Check the entries below and say how many lines include the word "Give". No other text is wanted.

(RECORDS FOR THE TASK)

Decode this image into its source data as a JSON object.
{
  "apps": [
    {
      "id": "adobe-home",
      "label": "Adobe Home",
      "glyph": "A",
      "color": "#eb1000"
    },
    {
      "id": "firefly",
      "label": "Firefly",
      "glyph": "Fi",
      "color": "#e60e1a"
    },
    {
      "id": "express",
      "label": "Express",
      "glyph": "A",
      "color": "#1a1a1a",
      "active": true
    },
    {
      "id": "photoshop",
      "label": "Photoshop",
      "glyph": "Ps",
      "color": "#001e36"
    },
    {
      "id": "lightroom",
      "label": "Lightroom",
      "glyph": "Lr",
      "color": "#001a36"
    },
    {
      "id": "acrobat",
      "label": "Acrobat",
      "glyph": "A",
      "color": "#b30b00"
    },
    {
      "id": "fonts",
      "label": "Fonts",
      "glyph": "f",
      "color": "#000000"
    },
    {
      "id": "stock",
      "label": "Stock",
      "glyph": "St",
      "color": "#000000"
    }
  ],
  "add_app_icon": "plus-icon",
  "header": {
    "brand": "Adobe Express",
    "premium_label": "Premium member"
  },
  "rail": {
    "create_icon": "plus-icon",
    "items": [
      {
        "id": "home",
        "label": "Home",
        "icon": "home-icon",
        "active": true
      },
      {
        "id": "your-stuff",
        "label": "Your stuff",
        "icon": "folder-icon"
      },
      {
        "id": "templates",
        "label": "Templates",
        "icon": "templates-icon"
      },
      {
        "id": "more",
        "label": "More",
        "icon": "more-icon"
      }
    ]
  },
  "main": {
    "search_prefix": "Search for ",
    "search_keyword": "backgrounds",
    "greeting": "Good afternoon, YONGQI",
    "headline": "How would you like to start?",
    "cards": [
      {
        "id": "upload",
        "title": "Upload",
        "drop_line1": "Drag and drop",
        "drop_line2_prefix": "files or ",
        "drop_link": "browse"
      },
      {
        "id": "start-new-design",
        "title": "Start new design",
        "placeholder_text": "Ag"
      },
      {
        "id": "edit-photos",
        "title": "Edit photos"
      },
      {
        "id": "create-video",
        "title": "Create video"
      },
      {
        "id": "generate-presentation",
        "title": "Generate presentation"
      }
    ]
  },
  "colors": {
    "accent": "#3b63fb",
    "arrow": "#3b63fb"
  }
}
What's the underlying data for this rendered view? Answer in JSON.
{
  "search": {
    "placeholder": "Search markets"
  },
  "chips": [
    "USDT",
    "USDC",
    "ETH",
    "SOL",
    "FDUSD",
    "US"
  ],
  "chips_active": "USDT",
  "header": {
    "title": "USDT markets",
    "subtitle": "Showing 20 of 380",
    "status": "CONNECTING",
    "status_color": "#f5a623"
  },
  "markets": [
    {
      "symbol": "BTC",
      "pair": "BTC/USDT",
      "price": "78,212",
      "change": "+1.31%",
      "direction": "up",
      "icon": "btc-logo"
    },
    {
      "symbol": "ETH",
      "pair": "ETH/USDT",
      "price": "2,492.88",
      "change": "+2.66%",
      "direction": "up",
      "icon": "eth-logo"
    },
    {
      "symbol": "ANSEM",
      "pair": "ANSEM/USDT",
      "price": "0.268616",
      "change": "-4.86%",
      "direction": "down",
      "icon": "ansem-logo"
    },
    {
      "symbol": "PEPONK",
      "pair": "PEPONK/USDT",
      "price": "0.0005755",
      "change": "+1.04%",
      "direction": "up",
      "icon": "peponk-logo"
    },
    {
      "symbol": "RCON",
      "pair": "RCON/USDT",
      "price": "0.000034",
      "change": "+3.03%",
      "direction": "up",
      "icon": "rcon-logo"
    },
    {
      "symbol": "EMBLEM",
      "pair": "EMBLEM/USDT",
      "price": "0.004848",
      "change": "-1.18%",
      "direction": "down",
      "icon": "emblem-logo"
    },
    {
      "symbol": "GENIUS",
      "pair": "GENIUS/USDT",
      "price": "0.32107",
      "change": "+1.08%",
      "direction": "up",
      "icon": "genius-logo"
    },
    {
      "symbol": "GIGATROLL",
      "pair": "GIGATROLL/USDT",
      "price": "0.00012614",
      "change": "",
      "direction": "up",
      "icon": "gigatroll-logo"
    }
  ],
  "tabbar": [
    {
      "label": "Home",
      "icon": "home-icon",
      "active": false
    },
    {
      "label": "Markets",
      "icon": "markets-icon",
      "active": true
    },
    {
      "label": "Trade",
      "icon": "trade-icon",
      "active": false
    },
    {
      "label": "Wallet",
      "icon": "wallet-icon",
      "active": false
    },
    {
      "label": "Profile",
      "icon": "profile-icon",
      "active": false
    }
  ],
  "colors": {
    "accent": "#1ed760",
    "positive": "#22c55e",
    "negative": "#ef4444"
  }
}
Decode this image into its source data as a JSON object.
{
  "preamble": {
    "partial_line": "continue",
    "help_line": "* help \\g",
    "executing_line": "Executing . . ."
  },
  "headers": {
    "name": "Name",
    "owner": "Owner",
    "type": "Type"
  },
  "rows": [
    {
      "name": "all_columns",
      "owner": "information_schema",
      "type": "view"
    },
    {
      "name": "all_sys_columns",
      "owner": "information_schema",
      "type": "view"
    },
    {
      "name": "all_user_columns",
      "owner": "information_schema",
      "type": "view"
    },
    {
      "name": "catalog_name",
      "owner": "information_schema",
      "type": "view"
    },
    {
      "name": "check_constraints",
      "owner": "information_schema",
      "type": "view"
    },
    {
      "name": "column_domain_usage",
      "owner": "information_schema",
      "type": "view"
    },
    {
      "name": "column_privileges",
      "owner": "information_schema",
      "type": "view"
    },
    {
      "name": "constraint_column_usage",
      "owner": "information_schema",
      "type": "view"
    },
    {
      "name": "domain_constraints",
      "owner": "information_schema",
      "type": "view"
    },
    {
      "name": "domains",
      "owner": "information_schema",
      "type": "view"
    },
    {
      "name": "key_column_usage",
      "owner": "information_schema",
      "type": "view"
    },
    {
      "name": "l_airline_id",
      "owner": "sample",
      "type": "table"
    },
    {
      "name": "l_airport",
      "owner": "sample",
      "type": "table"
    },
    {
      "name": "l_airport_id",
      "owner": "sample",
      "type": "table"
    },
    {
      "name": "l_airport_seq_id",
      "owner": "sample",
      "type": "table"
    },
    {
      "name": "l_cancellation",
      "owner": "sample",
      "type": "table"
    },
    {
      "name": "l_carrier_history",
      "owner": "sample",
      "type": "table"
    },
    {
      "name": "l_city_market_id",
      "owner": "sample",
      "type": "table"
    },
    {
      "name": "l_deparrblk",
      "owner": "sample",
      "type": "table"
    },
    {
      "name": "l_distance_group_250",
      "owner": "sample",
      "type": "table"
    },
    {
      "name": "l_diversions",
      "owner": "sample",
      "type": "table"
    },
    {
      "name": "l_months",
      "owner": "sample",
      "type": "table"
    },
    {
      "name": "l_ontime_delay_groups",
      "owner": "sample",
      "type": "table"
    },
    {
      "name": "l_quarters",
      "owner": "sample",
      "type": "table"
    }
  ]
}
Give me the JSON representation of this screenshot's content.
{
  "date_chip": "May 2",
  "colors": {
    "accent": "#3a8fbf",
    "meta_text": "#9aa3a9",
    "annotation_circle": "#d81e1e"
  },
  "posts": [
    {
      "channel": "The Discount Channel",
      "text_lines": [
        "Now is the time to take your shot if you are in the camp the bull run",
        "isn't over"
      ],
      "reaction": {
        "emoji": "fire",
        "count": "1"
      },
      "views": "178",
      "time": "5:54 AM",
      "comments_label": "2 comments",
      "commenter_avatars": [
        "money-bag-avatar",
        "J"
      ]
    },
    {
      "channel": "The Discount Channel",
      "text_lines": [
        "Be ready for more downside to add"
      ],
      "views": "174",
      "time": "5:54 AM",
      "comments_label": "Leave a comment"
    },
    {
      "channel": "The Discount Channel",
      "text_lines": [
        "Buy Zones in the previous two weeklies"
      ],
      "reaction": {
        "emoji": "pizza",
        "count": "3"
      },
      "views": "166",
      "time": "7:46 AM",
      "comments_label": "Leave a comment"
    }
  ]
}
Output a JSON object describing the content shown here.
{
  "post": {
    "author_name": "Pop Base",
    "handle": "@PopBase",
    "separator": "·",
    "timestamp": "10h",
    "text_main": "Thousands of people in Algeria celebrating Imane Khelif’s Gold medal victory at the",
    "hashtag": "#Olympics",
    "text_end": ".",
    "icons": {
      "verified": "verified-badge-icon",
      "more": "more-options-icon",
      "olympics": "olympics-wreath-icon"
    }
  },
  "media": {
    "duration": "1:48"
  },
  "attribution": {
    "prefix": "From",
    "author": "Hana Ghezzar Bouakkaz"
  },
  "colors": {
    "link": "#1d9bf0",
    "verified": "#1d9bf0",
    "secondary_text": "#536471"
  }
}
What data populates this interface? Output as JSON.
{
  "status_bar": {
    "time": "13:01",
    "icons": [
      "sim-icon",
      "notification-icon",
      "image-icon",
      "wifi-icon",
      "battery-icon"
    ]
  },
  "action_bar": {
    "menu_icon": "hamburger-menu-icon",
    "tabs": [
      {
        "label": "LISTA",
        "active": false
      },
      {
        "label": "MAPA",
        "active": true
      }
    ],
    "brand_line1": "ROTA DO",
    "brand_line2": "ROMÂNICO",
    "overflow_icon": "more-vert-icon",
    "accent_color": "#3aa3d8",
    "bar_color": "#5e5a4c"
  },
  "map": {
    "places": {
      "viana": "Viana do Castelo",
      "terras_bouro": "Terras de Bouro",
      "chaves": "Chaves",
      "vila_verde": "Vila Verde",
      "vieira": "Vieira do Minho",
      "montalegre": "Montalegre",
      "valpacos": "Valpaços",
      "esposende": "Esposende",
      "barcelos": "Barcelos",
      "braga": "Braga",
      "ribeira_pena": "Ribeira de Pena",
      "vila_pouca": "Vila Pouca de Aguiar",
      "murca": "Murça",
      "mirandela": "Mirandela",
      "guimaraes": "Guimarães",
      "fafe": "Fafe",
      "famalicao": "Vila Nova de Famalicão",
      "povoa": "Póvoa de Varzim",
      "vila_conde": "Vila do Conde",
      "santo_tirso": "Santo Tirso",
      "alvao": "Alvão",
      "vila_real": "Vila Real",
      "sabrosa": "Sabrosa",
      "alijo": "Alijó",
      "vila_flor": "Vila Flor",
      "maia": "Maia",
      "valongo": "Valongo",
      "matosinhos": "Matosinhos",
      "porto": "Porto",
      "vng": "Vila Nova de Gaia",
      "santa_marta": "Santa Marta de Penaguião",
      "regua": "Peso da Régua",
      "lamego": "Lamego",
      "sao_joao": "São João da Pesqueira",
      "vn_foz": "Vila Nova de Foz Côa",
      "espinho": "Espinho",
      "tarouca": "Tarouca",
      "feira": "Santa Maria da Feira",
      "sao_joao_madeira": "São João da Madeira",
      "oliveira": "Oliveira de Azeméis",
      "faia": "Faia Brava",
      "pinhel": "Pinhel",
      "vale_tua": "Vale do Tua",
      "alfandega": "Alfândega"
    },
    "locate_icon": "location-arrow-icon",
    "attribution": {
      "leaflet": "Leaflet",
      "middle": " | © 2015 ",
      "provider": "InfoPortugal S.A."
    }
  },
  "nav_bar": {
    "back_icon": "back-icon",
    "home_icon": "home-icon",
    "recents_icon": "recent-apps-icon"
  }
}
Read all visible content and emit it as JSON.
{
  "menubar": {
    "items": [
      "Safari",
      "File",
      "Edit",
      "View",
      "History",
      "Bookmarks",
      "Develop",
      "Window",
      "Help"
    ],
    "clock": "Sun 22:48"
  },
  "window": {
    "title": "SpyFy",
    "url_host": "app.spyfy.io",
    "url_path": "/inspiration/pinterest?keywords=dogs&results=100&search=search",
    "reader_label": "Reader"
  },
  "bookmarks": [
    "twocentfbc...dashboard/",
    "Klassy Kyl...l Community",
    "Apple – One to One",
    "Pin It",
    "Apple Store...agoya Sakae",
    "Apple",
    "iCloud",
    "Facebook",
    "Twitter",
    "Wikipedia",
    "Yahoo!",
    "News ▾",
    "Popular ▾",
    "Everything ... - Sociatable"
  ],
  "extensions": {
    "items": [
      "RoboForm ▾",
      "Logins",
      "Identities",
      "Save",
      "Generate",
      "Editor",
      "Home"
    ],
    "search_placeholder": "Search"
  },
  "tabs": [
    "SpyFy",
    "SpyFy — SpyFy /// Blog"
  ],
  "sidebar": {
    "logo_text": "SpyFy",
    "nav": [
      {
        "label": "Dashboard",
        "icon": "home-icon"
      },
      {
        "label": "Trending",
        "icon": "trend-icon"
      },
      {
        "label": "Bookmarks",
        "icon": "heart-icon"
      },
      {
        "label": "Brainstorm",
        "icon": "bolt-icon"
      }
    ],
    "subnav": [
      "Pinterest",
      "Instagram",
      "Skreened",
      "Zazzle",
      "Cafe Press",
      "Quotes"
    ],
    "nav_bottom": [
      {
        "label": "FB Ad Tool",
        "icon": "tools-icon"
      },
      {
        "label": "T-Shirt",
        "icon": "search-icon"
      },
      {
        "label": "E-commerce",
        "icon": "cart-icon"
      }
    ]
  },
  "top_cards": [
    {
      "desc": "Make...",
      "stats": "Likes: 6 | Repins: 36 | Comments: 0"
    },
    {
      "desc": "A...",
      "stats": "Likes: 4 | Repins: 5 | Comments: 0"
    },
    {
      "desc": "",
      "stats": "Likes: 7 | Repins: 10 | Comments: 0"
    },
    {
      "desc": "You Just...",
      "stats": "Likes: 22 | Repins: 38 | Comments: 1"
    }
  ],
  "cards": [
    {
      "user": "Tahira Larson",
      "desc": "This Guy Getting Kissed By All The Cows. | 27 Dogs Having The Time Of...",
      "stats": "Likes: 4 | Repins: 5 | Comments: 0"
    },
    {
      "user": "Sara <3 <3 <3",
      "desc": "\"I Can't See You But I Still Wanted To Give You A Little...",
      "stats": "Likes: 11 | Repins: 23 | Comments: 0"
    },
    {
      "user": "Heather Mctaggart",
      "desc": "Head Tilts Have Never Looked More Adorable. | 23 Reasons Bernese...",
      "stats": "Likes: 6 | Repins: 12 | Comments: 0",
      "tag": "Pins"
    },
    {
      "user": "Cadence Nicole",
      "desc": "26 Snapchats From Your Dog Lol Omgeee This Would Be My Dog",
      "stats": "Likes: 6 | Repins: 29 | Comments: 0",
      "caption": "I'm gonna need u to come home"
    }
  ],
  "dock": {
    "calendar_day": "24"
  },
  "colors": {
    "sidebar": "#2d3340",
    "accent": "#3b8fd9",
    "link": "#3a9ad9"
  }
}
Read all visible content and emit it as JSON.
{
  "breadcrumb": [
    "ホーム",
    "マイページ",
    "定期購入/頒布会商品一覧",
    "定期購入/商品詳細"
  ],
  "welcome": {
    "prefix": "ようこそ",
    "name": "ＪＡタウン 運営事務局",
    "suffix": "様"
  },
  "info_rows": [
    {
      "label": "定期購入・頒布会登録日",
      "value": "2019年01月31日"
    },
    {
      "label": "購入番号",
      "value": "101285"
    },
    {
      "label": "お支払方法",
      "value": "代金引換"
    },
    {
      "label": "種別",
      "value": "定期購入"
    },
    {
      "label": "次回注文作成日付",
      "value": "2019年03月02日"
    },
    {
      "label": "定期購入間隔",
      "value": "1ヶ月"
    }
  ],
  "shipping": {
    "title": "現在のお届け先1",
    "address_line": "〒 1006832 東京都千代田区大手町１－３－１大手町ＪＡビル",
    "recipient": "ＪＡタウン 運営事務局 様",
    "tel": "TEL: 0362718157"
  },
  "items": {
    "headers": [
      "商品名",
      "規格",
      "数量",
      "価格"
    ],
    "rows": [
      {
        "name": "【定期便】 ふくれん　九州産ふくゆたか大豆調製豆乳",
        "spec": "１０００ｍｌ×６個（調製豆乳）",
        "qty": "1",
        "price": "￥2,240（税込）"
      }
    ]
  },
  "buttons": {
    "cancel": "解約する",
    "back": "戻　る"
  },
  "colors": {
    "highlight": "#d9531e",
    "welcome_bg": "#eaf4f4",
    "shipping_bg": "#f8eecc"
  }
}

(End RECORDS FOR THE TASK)

» OUTPUT BELOW:
2